In the early 1980s he became inquisitive about the automobile industry and, “He aspired to create a high-performance, light-weight sports car in the spirit of the Lotus Super 7,” the website claims, “but was dismayed by the mountain of regulations that applied to automotive design.” That’s when Richards decided to focus on a three-wheeler, because the vehicles “…(are) legally designated as motorcycles by the federal government, had fewer safety requirements, simplifying design and production for a small operation,” the site explains.
Brian with his three-wheeled wonder. Photo by Katie LeBlanc
The Trihawk is powered by a 1,299cc, 64-horsepower flat-four engine built by Citroen. The powertrain was sourced from the Citroen GSA, a model the French automaker made from 1980 to 1989. Photo by Katie LeBlanc

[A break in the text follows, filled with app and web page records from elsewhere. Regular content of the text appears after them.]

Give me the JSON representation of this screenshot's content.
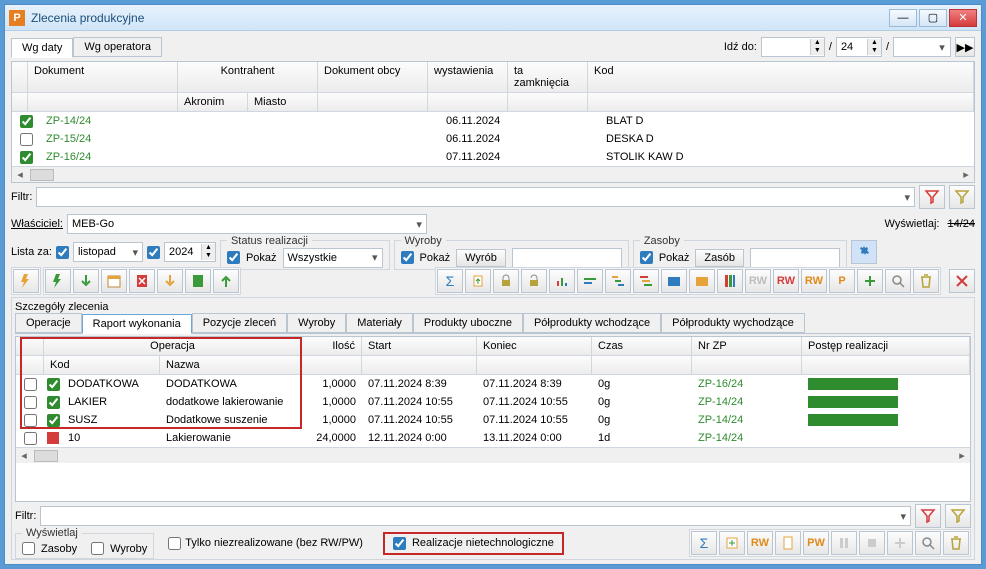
{
  "window": {
    "icon": "P",
    "title": "Zlecenia produkcyjne"
  },
  "tabs": {
    "date": "Wg daty",
    "operator": "Wg operatora"
  },
  "goto": {
    "label": "Idź do:",
    "val1": "",
    "val2": "24",
    "val3": ""
  },
  "maingrid": {
    "headers": {
      "document": "Dokument",
      "contractor": "Kontrahent",
      "akronim": "Akronim",
      "miasto": "Miasto",
      "docext": "Dokument obcy",
      "issued": "wystawienia",
      "closed": "ta zamknięcia",
      "code": "Kod"
    },
    "rows": [
      {
        "checked": true,
        "doc": "ZP-14/24",
        "issued": "06.11.2024",
        "code": "BLAT D"
      },
      {
        "checked": false,
        "doc": "ZP-15/24",
        "issued": "06.11.2024",
        "code": "DESKA D"
      },
      {
        "checked": true,
        "doc": "ZP-16/24",
        "issued": "07.11.2024",
        "code": "STOLIK KAW D"
      }
    ]
  },
  "filter": {
    "label": "Filtr:"
  },
  "owner": {
    "label": "Właściciel:",
    "value": "MEB-Go"
  },
  "display": {
    "label": "Wyświetlaj:",
    "struck": "14/24"
  },
  "criteria": {
    "listfor": "Lista za:",
    "month": "listopad",
    "year": "2024",
    "status_legend": "Status realizacji",
    "show": "Pokaż",
    "status_value": "Wszystkie",
    "products_legend": "Wyroby",
    "product_btn": "Wyrób",
    "resources_legend": "Zasoby",
    "resource_btn": "Zasób"
  },
  "details": {
    "title": "Szczegóły zlecenia",
    "tabs": {
      "operacje": "Operacje",
      "raport": "Raport wykonania",
      "pozycje": "Pozycje zleceń",
      "wyroby": "Wyroby",
      "materialy": "Materiały",
      "uboczne": "Produkty uboczne",
      "polin": "Półprodukty wchodzące",
      "polout": "Półprodukty wychodzące"
    },
    "opcols": {
      "operacja": "Operacja",
      "kod": "Kod",
      "nazwa": "Nazwa",
      "ilosc": "Ilość",
      "start": "Start",
      "koniec": "Koniec",
      "czas": "Czas",
      "nrzp": "Nr ZP",
      "postep": "Postęp realizacji"
    },
    "ops": [
      {
        "kod": "DODATKOWA",
        "nazwa": "DODATKOWA",
        "ilosc": "1,0000",
        "start": "07.11.2024 8:39",
        "koniec": "07.11.2024 8:39",
        "czas": "0g",
        "nrzp": "ZP-16/24",
        "full": true,
        "extra": true
      },
      {
        "kod": "LAKIER",
        "nazwa": "dodatkowe lakierowanie",
        "ilosc": "1,0000",
        "start": "07.11.2024 10:55",
        "koniec": "07.11.2024 10:55",
        "czas": "0g",
        "nrzp": "ZP-14/24",
        "full": true,
        "extra": true
      },
      {
        "kod": "SUSZ",
        "nazwa": "Dodatkowe suszenie",
        "ilosc": "1,0000",
        "start": "07.11.2024 10:55",
        "koniec": "07.11.2024 10:55",
        "czas": "0g",
        "nrzp": "ZP-14/24",
        "full": true,
        "extra": true
      },
      {
        "kod": "10",
        "nazwa": "Lakierowanie",
        "ilosc": "24,0000",
        "start": "12.11.2024 0:00",
        "koniec": "13.11.2024 0:00",
        "czas": "1d",
        "nrzp": "ZP-14/24",
        "full": false,
        "red": true
      }
    ]
  },
  "bottom": {
    "wyswietlaj": "Wyświetlaj",
    "zasoby": "Zasoby",
    "wyroby": "Wyroby",
    "tylko": "Tylko niezrealizowane (bez RW/PW)",
    "realiz": "Realizacje nietechnologiczne"
  }
}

Brian LeBlanc’s 1984 Trihawk easily fits into a parking spot. Photo by Katie LeBlanc
Race car designer Bob McKee sketched the bulkhead and perimeter frame and David Stollery, the mind behind the 1978 Toyota Celica, drew the fibreglass body. While preliminary work took place in Mokena, Illinois, a location in Dana Point, California was selected for Trihawk’s base of operations.
To fit design parameters, a flat-four engine was required. Richards approached Subaru, but the automaker wasn’t willing to participate. But French automaker Citroen was. They supplied the 1,299cc, 64-horsepower front-wheel drive powertrain from their GSA model, a car built from 1980 to 1989. Citroen also assisted with some engineering, and a Trihawk was tested in the automaker’s wind tunnel.
Weighing 1,370 pounds with a full 11-gallons of gasoline, the Trihawk was a joy to drive. Auto journalist Michael Jordan reviewed the Trihawk in the June 1983 issue of Car and Driver magazine, and wrote, “You just stab the throttle and steer the wheel; it’s kind of like a Formula Ford, only better.”
There were big plans for the company, with hopes of building 150 examples annually. Price for the three-wheeler in 1983 was US$14,888. In reality, however, less than 100 Trihawks ever left the factory. When Richards’ health began failing in 1984, he sold the company in June of that year to Harley-Davidson. The motorcycle maker was going to move Trihawk to Wisconsin and continue production, but Harley never followed through with the opportunity.
In 2018, LeBlanc tracked down a 1984 Trihawk for sale in Springfield, Oregon. After agreeing on a price with the seller, LeBlanc and his son-in-law, who is a heavy duty mechanic, flew down in late June of 2019 to see and test drive the car.
“I did a lot of research on the Citroen powerplant,” LeBlanc says. “They’re a very reliable engine, except the timing belts (there are two) can be problematic. The seller didn’t know when the timing belts in his car had been changed.”
That didn’t deter LeBlanc. After a good test drive, he went in to do the paperwork while his son-in-law went to work replacing the timing belts. “He had it done in less than an hour, and we started it up and drove it from Oregon home to Calgary with no issues,” LeBlanc says.
It’s really unbelievably fun to drive.
Since then, LeBlanc has been driving and enjoying the machine. He’s added an additional oil cooler to address some overheating issues and relocated the oil filter. Finding parts for the Citroen engine and suspension is becoming a challenge, and LeBlanc does wish there were some bolt-on high-performance parts available. There aren’t any, he says.
That won’t, however, stop him from driving the Trihawk to California in the company of two friends, who will be riding motorcycles. Leaving on August 13, the trio will take in the Pebble Beach Concours d’Elegance.
“The Trihawk corners like a Lamborghini, it’s really unbelievably fun to drive,” LeBlanc says.
And it is indeed unique, he concludes, “Every time I stop somewhere, somebody’s got something to say about it.”
Greg Williams is a member of the Automobile Journalists Association of Canada (AJAC). Have a column tip? Contact him at 403-287-1067 or email@example.com